* Data to examine *
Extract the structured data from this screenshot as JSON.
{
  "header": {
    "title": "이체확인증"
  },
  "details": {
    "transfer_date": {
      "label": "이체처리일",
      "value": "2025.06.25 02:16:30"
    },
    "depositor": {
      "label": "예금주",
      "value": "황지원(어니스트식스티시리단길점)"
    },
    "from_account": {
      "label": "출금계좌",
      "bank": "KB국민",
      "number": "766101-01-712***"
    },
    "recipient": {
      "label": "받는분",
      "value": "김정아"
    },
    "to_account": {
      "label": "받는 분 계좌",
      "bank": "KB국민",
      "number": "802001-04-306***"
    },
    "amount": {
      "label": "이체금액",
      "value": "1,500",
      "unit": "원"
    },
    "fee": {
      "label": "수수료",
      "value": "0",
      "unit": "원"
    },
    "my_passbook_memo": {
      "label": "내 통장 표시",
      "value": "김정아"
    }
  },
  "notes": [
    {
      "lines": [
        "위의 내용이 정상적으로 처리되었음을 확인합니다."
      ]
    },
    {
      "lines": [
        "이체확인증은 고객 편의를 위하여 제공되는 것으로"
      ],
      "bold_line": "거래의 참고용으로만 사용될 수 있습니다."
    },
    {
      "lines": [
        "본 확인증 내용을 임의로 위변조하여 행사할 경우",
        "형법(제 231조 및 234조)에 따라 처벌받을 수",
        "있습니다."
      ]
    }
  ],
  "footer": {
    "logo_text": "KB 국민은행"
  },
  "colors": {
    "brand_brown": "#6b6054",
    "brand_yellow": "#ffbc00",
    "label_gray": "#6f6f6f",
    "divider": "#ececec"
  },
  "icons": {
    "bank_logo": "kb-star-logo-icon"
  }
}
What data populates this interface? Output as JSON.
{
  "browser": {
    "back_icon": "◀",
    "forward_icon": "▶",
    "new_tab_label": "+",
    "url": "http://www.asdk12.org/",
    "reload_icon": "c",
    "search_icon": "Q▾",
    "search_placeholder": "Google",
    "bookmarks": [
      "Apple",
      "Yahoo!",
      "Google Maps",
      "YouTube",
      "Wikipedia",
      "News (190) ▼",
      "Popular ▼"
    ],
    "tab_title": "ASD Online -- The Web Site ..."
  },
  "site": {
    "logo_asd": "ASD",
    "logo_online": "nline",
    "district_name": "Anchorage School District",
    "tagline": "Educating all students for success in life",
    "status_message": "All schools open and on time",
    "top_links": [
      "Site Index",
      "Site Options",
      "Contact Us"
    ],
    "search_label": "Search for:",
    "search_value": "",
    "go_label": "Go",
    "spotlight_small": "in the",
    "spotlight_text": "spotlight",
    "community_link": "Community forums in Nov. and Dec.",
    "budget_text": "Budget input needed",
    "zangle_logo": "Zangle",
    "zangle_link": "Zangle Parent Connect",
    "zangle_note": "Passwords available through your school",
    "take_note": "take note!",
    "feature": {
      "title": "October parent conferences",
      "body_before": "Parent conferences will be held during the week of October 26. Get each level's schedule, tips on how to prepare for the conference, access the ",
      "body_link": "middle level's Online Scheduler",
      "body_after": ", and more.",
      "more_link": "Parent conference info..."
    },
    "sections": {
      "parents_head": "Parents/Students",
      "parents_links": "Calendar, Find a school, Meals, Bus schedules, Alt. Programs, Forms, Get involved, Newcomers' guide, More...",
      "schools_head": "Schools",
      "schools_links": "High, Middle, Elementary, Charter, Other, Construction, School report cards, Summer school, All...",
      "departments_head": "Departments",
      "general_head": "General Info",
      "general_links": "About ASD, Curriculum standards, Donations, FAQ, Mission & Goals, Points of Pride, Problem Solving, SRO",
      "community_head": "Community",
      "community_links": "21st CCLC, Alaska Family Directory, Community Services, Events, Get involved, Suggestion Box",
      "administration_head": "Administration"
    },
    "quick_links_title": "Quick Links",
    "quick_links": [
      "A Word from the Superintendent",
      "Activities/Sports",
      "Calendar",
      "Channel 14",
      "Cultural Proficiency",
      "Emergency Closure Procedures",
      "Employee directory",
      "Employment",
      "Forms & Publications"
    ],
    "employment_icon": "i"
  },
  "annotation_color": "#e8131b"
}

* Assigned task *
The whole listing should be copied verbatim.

* Output of the task *
Extract the structured data from this screenshot as JSON.
{
  "header": {
    "title": "이체확인증"
  },
  "details": {
    "transfer_date": {
      "label": "이체처리일",
      "value": "2025.06.25 02:16:30"
    },
    "depositor": {
      "label": "예금주",
      "value": "황지원(어니스트식스티시리단길점)"
    },
    "from_account": {
      "label": "출금계좌",
      "bank": "KB국민",
      "number": "766101-01-712***"
    },
    "recipient": {
      "label": "받는분",
      "value": "김정아"
    },
    "to_account": {
      "label": "받는 분 계좌",
      "bank": "KB국민",
      "number": "802001-04-306***"
    },
    "amount": {
      "label": "이체금액",
      "value": "1,500",
      "unit": "원"
    },
    "fee": {
      "label": "수수료",
      "value": "0",
      "unit": "원"
    },
    "my_passbook_memo": {
      "label": "내 통장 표시",
      "value": "김정아"
    }
  },
  "notes": [
    {
      "lines": [
        "위의 내용이 정상적으로 처리되었음을 확인합니다."
      ]
    },
    {
      "lines": [
        "이체확인증은 고객 편의를 위하여 제공되는 것으로"
      ],
      "bold_line": "거래의 참고용으로만 사용될 수 있습니다."
    },
    {
      "lines": [
        "본 확인증 내용을 임의로 위변조하여 행사할 경우",
        "형법(제 231조 및 234조)에 따라 처벌받을 수",
        "있습니다."
      ]
    }
  ],
  "footer": {
    "logo_text": "KB 국민은행"
  },
  "colors": {
    "brand_brown": "#6b6054",
    "brand_yellow": "#ffbc00",
    "label_gray": "#6f6f6f",
    "divider": "#ececec"
  },
  "icons": {
    "bank_logo": "kb-star-logo-icon"
  }
}
What data populates this interface? Output as JSON.
{
  "browser": {
    "back_icon": "◀",
    "forward_icon": "▶",
    "new_tab_label": "+",
    "url": "http://www.asdk12.org/",
    "reload_icon": "c",
    "search_icon": "Q▾",
    "search_placeholder": "Google",
    "bookmarks": [
      "Apple",
      "Yahoo!",
      "Google Maps",
      "YouTube",
      "Wikipedia",
      "News (190) ▼",
      "Popular ▼"
    ],
    "tab_title": "ASD Online -- The Web Site ..."
  },
  "site": {
    "logo_asd": "ASD",
    "logo_online": "nline",
    "district_name": "Anchorage School District",
    "tagline": "Educating all students for success in life",
    "status_message": "All schools open and on time",
    "top_links": [
      "Site Index",
      "Site Options",
      "Contact Us"
    ],
    "search_label": "Search for:",
    "search_value": "",
    "go_label": "Go",
    "spotlight_small": "in the",
    "spotlight_text": "spotlight",
    "community_link": "Community forums in Nov. and Dec.",
    "budget_text": "Budget input needed",
    "zangle_logo": "Zangle",
    "zangle_link": "Zangle Parent Connect",
    "zangle_note": "Passwords available through your school",
    "take_note": "take note!",
    "feature": {
      "title": "October parent conferences",
      "body_before": "Parent conferences will be held during the week of October 26. Get each level's schedule, tips on how to prepare for the conference, access the ",
      "body_link": "middle level's Online Scheduler",
      "body_after": ", and more.",
      "more_link": "Parent conference info..."
    },
    "sections": {
      "parents_head": "Parents/Students",
      "parents_links": "Calendar, Find a school, Meals, Bus schedules, Alt. Programs, Forms, Get involved, Newcomers' guide, More...",
      "schools_head": "Schools",
      "schools_links": "High, Middle, Elementary, Charter, Other, Construction, School report cards, Summer school, All...",
      "departments_head": "Departments",
      "general_head": "General Info",
      "general_links": "About ASD, Curriculum standards, Donations, FAQ, Mission & Goals, Points of Pride, Problem Solving, SRO",
      "community_head": "Community",
      "community_links": "21st CCLC, Alaska Family Directory, Community Services, Events, Get involved, Suggestion Box",
      "administration_head": "Administration"
    },
    "quick_links_title": "Quick Links",
    "quick_links": [
      "A Word from the Superintendent",
      "Activities/Sports",
      "Calendar",
      "Channel 14",
      "Cultural Proficiency",
      "Emergency Closure Procedures",
      "Employee directory",
      "Employment",
      "Forms & Publications"
    ],
    "employment_icon": "i"
  },
  "annotation_color": "#e8131b"
}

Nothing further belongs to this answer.